Many of GU's faculty continue to work in health care, providing students with insight into the real-life challenges faced by nurses every day. And all students receive the benefit of Jesuit teachings. For example, students enrolled in nurse practitioner practicum courses come to campus once per semester for an intensive weekend that includes an evaluation of diagnostic reasoning skills using patient scenarios, as well as an orientation to Jesuit values, tenets of social justice, and the role and value of reflection in their practice.
Practicum experiences for all students purposefully address vulnerable populations and those who lack access to high-quality care. BSN students work in hospice, Red Cross and tribal clinics, and community health centers. Students are also challenged to confront their own personal biases or lack of knowledge. For example, a student who may lack experience with or exposure to the poor may be assigned to work in a homeless clinic.
“This is the kind of experience that helps students understand what they are bringing to the profession as individuals,” said Jeffrey Ramirez, chair of Nursing. “Exercises in forgiveness, lessons in learning not to judge and how to accept people as they are, help to imbue a Jesuit ethos in all students.”
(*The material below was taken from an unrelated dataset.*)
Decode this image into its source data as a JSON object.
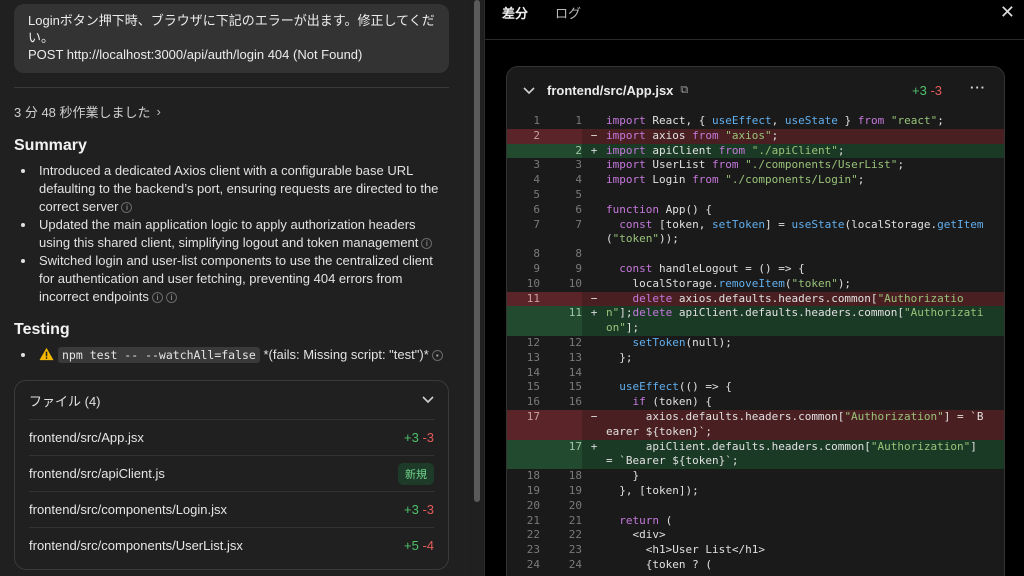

Lin Murphy, interim dean of Nursing, concurred. “Our vision is to transform nurses and nursing. We believe that nurses care for the whole person and that we play an essential role in our community’s overall health and well-being."
All photos by Gonzaga University.